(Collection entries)
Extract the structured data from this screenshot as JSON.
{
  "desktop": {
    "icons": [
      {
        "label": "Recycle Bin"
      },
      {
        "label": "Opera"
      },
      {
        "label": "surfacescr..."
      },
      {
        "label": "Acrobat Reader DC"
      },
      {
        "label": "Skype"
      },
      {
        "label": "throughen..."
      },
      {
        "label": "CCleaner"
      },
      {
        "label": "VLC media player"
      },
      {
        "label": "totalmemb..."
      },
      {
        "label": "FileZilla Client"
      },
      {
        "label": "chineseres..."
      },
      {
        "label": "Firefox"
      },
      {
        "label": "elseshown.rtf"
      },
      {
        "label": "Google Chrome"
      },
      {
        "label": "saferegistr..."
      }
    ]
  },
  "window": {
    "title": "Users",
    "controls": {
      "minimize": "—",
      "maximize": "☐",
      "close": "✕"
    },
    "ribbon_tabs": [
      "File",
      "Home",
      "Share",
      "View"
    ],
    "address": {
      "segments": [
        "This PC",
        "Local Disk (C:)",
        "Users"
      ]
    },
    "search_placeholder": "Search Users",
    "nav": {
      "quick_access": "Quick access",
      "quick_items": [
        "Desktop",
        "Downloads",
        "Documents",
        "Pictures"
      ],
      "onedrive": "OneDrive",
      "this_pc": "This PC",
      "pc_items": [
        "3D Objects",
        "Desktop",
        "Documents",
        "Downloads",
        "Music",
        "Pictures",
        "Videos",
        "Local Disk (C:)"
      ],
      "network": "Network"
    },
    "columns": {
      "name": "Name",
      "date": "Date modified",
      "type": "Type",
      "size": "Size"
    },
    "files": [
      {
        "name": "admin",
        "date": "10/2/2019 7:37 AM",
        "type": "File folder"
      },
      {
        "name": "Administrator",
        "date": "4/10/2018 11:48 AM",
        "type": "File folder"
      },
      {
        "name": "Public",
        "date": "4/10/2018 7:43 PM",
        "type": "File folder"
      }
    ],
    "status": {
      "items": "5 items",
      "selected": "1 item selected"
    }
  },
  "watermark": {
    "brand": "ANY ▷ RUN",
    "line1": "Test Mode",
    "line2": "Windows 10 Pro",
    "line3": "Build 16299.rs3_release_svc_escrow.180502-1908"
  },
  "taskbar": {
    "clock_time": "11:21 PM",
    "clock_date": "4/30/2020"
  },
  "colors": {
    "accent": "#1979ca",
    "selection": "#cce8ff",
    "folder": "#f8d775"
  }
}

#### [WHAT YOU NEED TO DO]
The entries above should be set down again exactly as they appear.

#### [ANSWER AREA]
Extract the structured data from this screenshot as JSON.
{
  "desktop": {
    "icons": [
      {
        "label": "Recycle Bin"
      },
      {
        "label": "Opera"
      },
      {
        "label": "surfacescr..."
      },
      {
        "label": "Acrobat Reader DC"
      },
      {
        "label": "Skype"
      },
      {
        "label": "throughen..."
      },
      {
        "label": "CCleaner"
      },
      {
        "label": "VLC media player"
      },
      {
        "label": "totalmemb..."
      },
      {
        "label": "FileZilla Client"
      },
      {
        "label": "chineseres..."
      },
      {
        "label": "Firefox"
      },
      {
        "label": "elseshown.rtf"
      },
      {
        "label": "Google Chrome"
      },
      {
        "label": "saferegistr..."
      }
    ]
  },
  "window": {
    "title": "Users",
    "controls": {
      "minimize": "—",
      "maximize": "☐",
      "close": "✕"
    },
    "ribbon_tabs": [
      "File",
      "Home",
      "Share",
      "View"
    ],
    "address": {
      "segments": [
        "This PC",
        "Local Disk (C:)",
        "Users"
      ]
    },
    "search_placeholder": "Search Users",
    "nav": {
      "quick_access": "Quick access",
      "quick_items": [
        "Desktop",
        "Downloads",
        "Documents",
        "Pictures"
      ],
      "onedrive": "OneDrive",
      "this_pc": "This PC",
      "pc_items": [
        "3D Objects",
        "Desktop",
        "Documents",
        "Downloads",
        "Music",
        "Pictures",
        "Videos",
        "Local Disk (C:)"
      ],
      "network": "Network"
    },
    "columns": {
      "name": "Name",
      "date": "Date modified",
      "type": "Type",
      "size": "Size"
    },
    "files": [
      {
        "name": "admin",
        "date": "10/2/2019 7:37 AM",
        "type": "File folder"
      },
      {
        "name": "Administrator",
        "date": "4/10/2018 11:48 AM",
        "type": "File folder"
      },
      {
        "name": "Public",
        "date": "4/10/2018 7:43 PM",
        "type": "File folder"
      }
    ],
    "status": {
      "items": "5 items",
      "selected": "1 item selected"
    }
  },
  "watermark": {
    "brand": "ANY ▷ RUN",
    "line1": "Test Mode",
    "line2": "Windows 10 Pro",
    "line3": "Build 16299.rs3_release_svc_escrow.180502-1908"
  },
  "taskbar": {
    "clock_time": "11:21 PM",
    "clock_date": "4/30/2020"
  },
  "colors": {
    "accent": "#1979ca",
    "selection": "#cce8ff",
    "folder": "#f8d775"
  }
}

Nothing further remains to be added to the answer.